WHAT YOU NEED TO DO: Wherever a line of the records contains "screenshot", copy that line.

PROVIDED DATA:
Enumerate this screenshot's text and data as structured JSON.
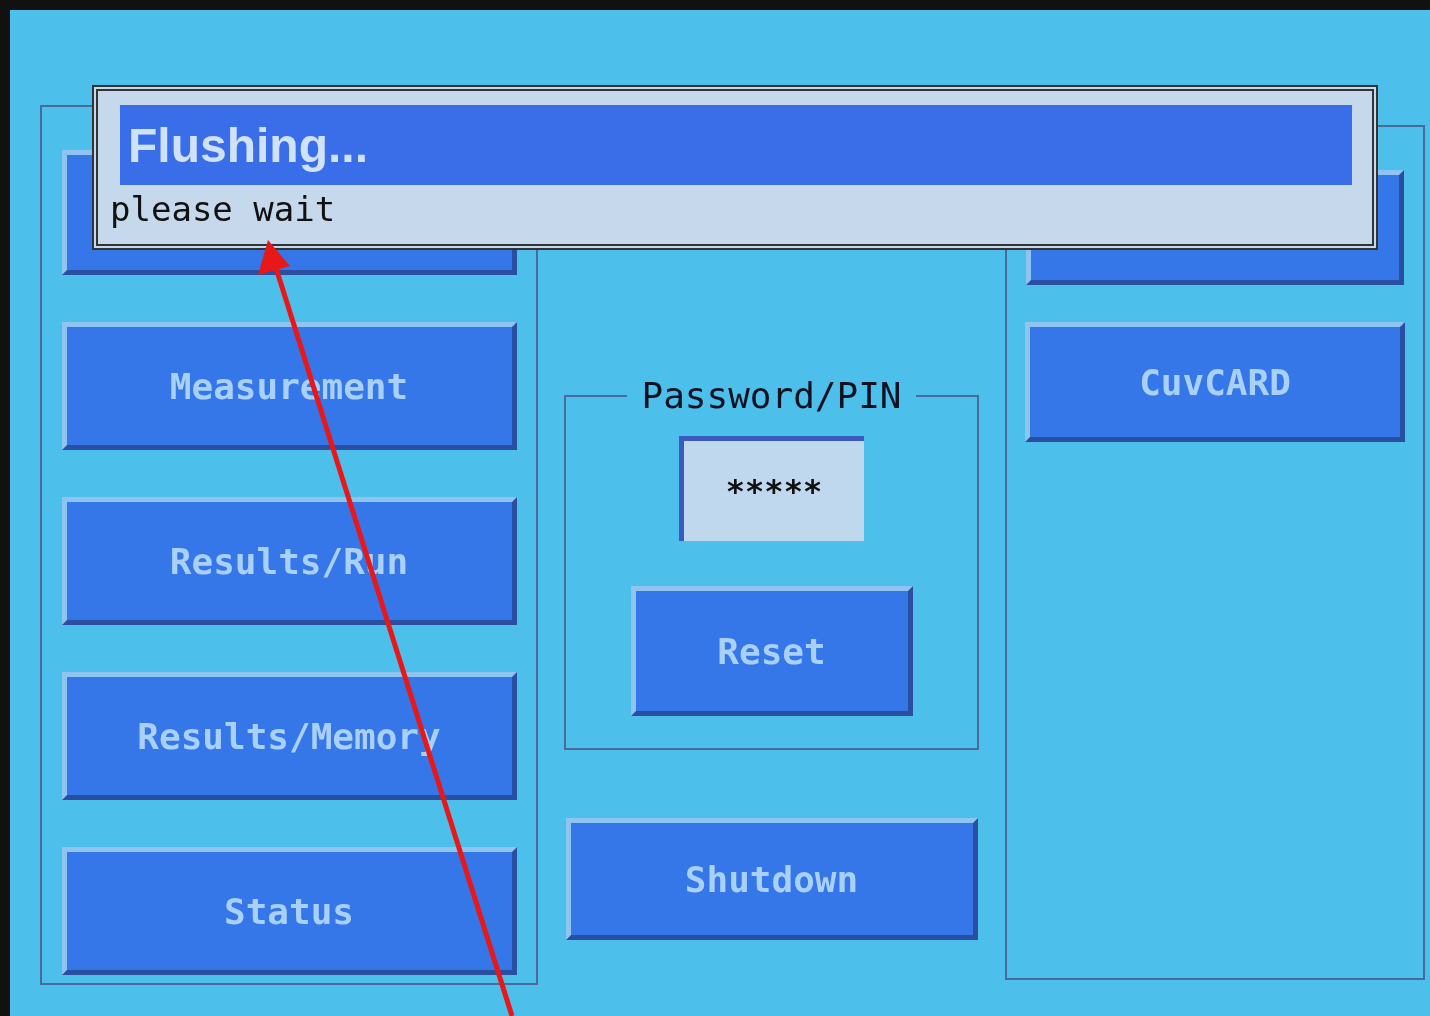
{
  "dialog": {
    "title": "Flushing...",
    "message": "please wait"
  },
  "left_menu": [
    "Measurement",
    "Results/Run",
    "Results/Memory",
    "Status"
  ],
  "password": {
    "label": "Password/PIN",
    "value": "*****"
  },
  "reset_button": "Reset",
  "shutdown_button": "Shutdown",
  "right_menu": [
    "CuvCARD"
  ]
}
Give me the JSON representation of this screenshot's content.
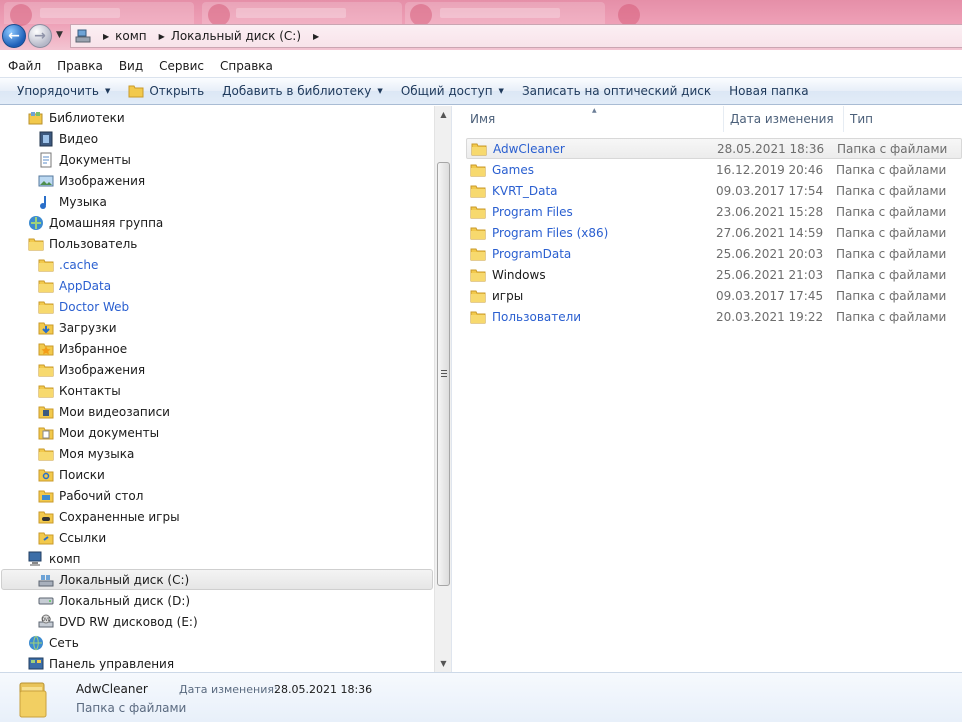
{
  "address": {
    "crumbs": [
      "комп",
      "Локальный диск (C:)"
    ]
  },
  "menu": [
    "Файл",
    "Правка",
    "Вид",
    "Сервис",
    "Справка"
  ],
  "commands": {
    "organize": "Упорядочить",
    "open": "Открыть",
    "add_to_library": "Добавить в библиотеку",
    "share": "Общий доступ",
    "burn": "Записать на оптический диск",
    "new_folder": "Новая папка"
  },
  "nav": {
    "items": [
      {
        "label": "Библиотеки",
        "icon": "libraries-icon",
        "level": 0
      },
      {
        "label": "Видео",
        "icon": "video-library-icon",
        "level": 1
      },
      {
        "label": "Документы",
        "icon": "documents-library-icon",
        "level": 1
      },
      {
        "label": "Изображения",
        "icon": "pictures-library-icon",
        "level": 1
      },
      {
        "label": "Музыка",
        "icon": "music-library-icon",
        "level": 1
      },
      {
        "label": "Домашняя группа",
        "icon": "homegroup-icon",
        "level": 0
      },
      {
        "label": "Пользователь",
        "icon": "user-folder-icon",
        "level": 0
      },
      {
        "label": ".cache",
        "icon": "folder-icon",
        "level": 1,
        "link": true
      },
      {
        "label": "AppData",
        "icon": "folder-icon",
        "level": 1,
        "link": true
      },
      {
        "label": "Doctor Web",
        "icon": "folder-icon",
        "level": 1,
        "link": true
      },
      {
        "label": "Загрузки",
        "icon": "downloads-icon",
        "level": 1
      },
      {
        "label": "Избранное",
        "icon": "favorites-icon",
        "level": 1
      },
      {
        "label": "Изображения",
        "icon": "pictures-folder-icon",
        "level": 1
      },
      {
        "label": "Контакты",
        "icon": "contacts-icon",
        "level": 1
      },
      {
        "label": "Мои видеозаписи",
        "icon": "videos-folder-icon",
        "level": 1
      },
      {
        "label": "Мои документы",
        "icon": "documents-folder-icon",
        "level": 1
      },
      {
        "label": "Моя музыка",
        "icon": "music-folder-icon",
        "level": 1
      },
      {
        "label": "Поиски",
        "icon": "searches-icon",
        "level": 1
      },
      {
        "label": "Рабочий стол",
        "icon": "desktop-folder-icon",
        "level": 1
      },
      {
        "label": "Сохраненные игры",
        "icon": "saved-games-icon",
        "level": 1
      },
      {
        "label": "Ссылки",
        "icon": "links-icon",
        "level": 1
      },
      {
        "label": "комп",
        "icon": "computer-icon",
        "level": 0
      },
      {
        "label": "Локальный диск (C:)",
        "icon": "local-disk-icon",
        "level": 1,
        "selected": true
      },
      {
        "label": "Локальный диск (D:)",
        "icon": "drive-icon",
        "level": 1
      },
      {
        "label": "DVD RW дисковод (E:)",
        "icon": "dvd-drive-icon",
        "level": 1
      },
      {
        "label": "Сеть",
        "icon": "network-icon",
        "level": 0
      },
      {
        "label": "Панель управления",
        "icon": "control-panel-icon",
        "level": 0
      }
    ]
  },
  "columns": {
    "name": "Имя",
    "date": "Дата изменения",
    "type": "Тип"
  },
  "files": [
    {
      "name": "AdwCleaner",
      "date": "28.05.2021 18:36",
      "type": "Папка с файлами",
      "link": true,
      "selected": true
    },
    {
      "name": "Games",
      "date": "16.12.2019 20:46",
      "type": "Папка с файлами",
      "link": true
    },
    {
      "name": "KVRT_Data",
      "date": "09.03.2017 17:54",
      "type": "Папка с файлами",
      "link": true
    },
    {
      "name": "Program Files",
      "date": "23.06.2021 15:28",
      "type": "Папка с файлами",
      "link": true
    },
    {
      "name": "Program Files (x86)",
      "date": "27.06.2021 14:59",
      "type": "Папка с файлами",
      "link": true
    },
    {
      "name": "ProgramData",
      "date": "25.06.2021 20:03",
      "type": "Папка с файлами",
      "link": true
    },
    {
      "name": "Windows",
      "date": "25.06.2021 21:03",
      "type": "Папка с файлами",
      "link": false
    },
    {
      "name": "игры",
      "date": "09.03.2017 17:45",
      "type": "Папка с файлами",
      "link": false
    },
    {
      "name": "Пользователи",
      "date": "20.03.2021 19:22",
      "type": "Папка с файлами",
      "link": true
    }
  ],
  "details": {
    "name": "AdwCleaner",
    "type": "Папка с файлами",
    "modified_label": "Дата изменения:",
    "modified_value": "28.05.2021 18:36"
  },
  "colors": {
    "title_pink": "#ee9fb6",
    "link_blue": "#2a5fd0",
    "folder_yellow": "#f2c94c"
  }
}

RESULT OF THIS EXERCISE:
Enumerate this screenshot's text and data as structured JSON.
Give me the JSON representation of this screenshot's content.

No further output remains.